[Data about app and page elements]

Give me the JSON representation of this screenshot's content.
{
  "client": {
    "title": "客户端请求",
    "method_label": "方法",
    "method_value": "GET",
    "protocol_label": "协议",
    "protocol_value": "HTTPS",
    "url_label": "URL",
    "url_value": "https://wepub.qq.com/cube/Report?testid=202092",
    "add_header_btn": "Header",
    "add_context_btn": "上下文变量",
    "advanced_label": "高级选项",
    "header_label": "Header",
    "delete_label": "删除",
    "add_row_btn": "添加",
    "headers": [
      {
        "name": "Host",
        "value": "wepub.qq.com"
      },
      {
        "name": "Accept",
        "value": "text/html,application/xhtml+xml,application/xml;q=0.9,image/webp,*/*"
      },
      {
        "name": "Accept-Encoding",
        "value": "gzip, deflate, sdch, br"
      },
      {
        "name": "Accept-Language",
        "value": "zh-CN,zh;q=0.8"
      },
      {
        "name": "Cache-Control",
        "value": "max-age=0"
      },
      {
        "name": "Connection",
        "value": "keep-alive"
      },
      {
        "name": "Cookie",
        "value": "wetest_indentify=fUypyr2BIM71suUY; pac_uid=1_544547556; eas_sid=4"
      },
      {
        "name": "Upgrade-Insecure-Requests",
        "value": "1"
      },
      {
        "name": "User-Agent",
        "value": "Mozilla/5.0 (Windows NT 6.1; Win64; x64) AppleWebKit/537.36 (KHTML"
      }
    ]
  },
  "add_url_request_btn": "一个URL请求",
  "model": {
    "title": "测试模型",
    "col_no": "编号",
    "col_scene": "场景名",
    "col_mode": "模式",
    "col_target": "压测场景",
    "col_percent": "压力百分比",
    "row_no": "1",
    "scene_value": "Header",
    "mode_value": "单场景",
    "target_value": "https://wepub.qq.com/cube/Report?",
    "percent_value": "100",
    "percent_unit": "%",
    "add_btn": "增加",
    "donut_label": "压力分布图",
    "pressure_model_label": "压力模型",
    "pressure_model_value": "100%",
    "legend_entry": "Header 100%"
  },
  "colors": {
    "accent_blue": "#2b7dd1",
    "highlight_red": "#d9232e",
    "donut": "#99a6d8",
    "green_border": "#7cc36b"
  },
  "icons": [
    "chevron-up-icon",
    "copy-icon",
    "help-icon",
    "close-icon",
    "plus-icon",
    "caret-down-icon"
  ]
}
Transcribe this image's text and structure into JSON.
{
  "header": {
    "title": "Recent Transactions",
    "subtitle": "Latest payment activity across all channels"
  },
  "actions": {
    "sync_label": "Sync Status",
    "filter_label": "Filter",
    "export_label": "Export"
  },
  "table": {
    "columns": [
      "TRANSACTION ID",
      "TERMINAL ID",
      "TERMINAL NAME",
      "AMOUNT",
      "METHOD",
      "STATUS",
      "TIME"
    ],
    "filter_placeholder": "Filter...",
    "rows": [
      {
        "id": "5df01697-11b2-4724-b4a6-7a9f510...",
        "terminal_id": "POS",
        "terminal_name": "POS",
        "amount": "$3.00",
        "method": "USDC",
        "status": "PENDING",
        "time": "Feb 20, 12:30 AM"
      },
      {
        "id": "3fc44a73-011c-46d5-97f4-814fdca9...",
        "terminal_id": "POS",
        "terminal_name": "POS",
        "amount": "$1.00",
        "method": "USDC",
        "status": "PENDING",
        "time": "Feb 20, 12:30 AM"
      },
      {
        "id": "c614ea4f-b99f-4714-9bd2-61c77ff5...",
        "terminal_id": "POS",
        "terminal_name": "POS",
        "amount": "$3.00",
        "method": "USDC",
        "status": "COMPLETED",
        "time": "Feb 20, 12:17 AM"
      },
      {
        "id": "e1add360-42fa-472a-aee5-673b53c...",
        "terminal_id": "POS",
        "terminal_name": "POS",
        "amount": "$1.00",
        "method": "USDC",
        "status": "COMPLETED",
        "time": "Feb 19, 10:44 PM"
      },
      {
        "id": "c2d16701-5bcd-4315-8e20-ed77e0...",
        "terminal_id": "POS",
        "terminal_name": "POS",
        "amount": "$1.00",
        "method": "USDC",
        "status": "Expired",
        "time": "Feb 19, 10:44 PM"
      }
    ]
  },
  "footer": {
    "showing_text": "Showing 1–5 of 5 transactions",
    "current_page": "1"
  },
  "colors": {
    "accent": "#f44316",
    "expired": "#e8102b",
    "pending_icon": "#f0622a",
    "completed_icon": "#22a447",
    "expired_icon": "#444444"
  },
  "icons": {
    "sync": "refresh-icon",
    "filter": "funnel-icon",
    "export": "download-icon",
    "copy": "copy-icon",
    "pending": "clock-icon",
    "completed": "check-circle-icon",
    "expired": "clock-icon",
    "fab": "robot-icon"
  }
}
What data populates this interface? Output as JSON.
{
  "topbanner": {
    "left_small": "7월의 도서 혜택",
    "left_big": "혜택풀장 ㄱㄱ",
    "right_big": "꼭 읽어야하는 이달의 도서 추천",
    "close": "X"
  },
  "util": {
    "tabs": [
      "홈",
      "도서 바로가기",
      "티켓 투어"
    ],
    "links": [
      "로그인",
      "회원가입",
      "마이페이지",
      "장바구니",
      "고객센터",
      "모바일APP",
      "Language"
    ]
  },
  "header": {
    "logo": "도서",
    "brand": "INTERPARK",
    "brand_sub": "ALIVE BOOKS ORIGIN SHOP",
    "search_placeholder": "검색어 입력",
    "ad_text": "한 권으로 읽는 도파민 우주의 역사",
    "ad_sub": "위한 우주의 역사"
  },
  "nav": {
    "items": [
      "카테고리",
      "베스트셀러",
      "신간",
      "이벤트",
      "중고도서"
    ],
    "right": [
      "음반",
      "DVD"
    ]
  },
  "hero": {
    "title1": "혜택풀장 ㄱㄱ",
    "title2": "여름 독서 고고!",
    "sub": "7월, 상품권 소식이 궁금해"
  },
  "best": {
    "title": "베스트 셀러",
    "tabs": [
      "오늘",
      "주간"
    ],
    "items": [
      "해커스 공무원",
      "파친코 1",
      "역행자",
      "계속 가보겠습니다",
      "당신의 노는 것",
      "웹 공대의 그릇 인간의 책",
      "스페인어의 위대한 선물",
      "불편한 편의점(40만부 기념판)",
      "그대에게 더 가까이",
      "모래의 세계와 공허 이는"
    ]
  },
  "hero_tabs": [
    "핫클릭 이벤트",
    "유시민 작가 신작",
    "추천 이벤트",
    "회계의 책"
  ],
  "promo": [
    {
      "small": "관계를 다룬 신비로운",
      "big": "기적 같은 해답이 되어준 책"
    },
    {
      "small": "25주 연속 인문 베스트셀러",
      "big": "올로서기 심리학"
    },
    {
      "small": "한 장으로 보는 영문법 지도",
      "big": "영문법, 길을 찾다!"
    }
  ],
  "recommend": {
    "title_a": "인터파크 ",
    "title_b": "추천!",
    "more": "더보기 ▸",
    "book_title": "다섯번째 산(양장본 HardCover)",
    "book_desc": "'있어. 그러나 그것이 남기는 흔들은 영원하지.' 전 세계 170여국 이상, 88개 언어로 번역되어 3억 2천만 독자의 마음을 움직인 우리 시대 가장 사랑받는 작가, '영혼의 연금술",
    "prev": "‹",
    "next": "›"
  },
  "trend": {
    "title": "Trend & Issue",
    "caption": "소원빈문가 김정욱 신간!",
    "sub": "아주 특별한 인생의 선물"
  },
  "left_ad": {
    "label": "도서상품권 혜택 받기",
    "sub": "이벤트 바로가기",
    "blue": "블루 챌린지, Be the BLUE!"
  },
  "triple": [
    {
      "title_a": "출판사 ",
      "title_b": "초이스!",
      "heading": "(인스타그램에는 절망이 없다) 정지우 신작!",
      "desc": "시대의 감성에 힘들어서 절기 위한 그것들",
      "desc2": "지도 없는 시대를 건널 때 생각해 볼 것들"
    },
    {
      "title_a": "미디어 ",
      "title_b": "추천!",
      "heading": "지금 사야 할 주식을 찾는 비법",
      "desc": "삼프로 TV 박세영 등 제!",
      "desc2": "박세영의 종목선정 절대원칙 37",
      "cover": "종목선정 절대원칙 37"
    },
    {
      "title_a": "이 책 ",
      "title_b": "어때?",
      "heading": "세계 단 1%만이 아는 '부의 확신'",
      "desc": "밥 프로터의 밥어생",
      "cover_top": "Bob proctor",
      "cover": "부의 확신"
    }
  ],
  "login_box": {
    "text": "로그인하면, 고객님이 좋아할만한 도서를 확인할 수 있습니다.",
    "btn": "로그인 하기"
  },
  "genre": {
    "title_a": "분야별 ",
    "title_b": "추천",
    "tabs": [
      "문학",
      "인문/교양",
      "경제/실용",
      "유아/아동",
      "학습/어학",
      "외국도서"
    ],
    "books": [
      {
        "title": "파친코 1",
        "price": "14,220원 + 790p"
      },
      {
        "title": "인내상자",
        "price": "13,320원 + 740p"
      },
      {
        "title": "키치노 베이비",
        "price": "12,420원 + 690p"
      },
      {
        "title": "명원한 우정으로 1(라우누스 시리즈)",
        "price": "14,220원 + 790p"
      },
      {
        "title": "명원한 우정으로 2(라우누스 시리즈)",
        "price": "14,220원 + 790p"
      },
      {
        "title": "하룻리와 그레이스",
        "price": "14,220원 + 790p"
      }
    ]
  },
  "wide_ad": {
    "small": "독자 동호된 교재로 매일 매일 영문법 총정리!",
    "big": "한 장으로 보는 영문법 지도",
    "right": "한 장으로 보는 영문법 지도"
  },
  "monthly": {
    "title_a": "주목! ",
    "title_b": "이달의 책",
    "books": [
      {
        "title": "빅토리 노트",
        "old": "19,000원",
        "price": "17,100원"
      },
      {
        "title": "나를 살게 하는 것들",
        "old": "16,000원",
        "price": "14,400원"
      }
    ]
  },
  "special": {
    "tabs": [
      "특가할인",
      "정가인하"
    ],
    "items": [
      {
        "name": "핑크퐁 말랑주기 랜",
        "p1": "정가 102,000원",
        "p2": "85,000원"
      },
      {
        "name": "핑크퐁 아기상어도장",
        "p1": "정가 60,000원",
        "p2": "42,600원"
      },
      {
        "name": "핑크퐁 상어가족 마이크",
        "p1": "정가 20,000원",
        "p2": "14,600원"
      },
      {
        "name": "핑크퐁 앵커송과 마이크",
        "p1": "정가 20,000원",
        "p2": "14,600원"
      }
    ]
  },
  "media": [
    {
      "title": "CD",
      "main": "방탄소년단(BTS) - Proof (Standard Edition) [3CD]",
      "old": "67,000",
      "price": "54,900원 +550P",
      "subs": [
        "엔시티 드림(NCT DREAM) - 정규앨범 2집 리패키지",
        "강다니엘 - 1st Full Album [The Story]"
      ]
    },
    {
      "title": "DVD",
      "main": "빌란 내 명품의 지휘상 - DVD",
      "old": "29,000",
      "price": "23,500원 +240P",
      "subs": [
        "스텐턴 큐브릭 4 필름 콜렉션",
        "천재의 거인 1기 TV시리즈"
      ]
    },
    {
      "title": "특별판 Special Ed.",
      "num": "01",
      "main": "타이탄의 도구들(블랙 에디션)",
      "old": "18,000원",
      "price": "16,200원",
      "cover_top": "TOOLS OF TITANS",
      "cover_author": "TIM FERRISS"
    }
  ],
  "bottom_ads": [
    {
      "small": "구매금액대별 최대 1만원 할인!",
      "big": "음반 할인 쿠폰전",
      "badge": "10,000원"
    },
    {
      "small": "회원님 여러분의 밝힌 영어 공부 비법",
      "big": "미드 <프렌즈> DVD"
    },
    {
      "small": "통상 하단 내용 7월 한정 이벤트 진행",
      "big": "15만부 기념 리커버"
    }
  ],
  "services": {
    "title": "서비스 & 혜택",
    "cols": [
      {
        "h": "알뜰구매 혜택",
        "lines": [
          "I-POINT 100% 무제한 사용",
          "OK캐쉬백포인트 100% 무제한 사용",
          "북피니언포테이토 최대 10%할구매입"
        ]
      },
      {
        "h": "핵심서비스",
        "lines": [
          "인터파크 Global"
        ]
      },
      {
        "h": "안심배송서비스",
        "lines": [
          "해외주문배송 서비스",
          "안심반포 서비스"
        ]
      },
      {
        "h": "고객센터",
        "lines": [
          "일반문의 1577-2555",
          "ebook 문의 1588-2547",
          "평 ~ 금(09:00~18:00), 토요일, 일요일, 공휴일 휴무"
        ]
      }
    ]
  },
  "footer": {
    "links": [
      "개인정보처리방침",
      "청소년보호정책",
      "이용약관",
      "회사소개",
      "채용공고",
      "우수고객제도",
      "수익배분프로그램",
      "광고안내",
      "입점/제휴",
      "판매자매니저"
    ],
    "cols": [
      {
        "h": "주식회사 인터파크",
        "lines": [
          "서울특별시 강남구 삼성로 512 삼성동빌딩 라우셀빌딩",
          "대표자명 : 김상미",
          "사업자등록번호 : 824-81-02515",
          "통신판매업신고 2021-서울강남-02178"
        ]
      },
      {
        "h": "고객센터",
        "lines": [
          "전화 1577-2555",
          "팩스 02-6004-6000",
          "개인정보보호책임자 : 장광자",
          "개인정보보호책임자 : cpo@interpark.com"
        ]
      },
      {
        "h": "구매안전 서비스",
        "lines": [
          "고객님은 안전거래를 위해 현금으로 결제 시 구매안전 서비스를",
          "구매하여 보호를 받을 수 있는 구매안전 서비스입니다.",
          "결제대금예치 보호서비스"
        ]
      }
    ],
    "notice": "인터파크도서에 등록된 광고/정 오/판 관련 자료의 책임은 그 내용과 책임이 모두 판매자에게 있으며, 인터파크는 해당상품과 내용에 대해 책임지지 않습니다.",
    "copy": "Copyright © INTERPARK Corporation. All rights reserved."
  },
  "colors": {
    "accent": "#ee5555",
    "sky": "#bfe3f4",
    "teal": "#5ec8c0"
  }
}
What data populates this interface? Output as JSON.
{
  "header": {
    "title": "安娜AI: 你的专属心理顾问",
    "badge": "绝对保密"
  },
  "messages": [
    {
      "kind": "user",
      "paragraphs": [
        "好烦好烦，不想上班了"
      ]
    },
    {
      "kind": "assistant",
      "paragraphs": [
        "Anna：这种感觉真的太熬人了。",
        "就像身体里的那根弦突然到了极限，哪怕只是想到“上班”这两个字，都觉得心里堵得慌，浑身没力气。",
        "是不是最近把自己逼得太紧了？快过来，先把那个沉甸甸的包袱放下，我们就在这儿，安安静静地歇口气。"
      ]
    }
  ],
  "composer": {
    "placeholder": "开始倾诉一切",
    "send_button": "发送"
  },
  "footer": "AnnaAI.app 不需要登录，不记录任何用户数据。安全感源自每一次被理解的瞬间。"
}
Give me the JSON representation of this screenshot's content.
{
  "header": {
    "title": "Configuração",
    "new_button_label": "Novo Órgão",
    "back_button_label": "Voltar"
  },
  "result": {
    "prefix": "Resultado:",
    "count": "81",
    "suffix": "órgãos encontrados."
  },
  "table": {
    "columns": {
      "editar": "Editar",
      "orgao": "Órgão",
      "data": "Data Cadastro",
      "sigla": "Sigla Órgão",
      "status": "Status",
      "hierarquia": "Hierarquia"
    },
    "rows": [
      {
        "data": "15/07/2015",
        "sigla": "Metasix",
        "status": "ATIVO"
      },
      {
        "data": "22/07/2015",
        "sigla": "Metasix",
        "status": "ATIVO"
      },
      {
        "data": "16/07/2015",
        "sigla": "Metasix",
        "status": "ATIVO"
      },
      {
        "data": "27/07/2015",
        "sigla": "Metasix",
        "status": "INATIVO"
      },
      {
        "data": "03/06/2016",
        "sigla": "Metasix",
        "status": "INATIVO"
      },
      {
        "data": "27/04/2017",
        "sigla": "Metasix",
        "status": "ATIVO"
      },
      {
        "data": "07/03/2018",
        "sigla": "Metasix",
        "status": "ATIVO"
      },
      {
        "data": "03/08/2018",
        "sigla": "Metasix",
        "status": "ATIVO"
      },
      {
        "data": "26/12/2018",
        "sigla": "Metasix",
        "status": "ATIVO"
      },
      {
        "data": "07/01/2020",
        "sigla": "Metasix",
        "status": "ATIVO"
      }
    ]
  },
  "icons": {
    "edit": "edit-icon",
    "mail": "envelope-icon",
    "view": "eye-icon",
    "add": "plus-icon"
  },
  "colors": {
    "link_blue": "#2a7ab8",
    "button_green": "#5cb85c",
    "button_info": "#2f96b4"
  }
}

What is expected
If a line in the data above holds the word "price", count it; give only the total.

Solution to this task
11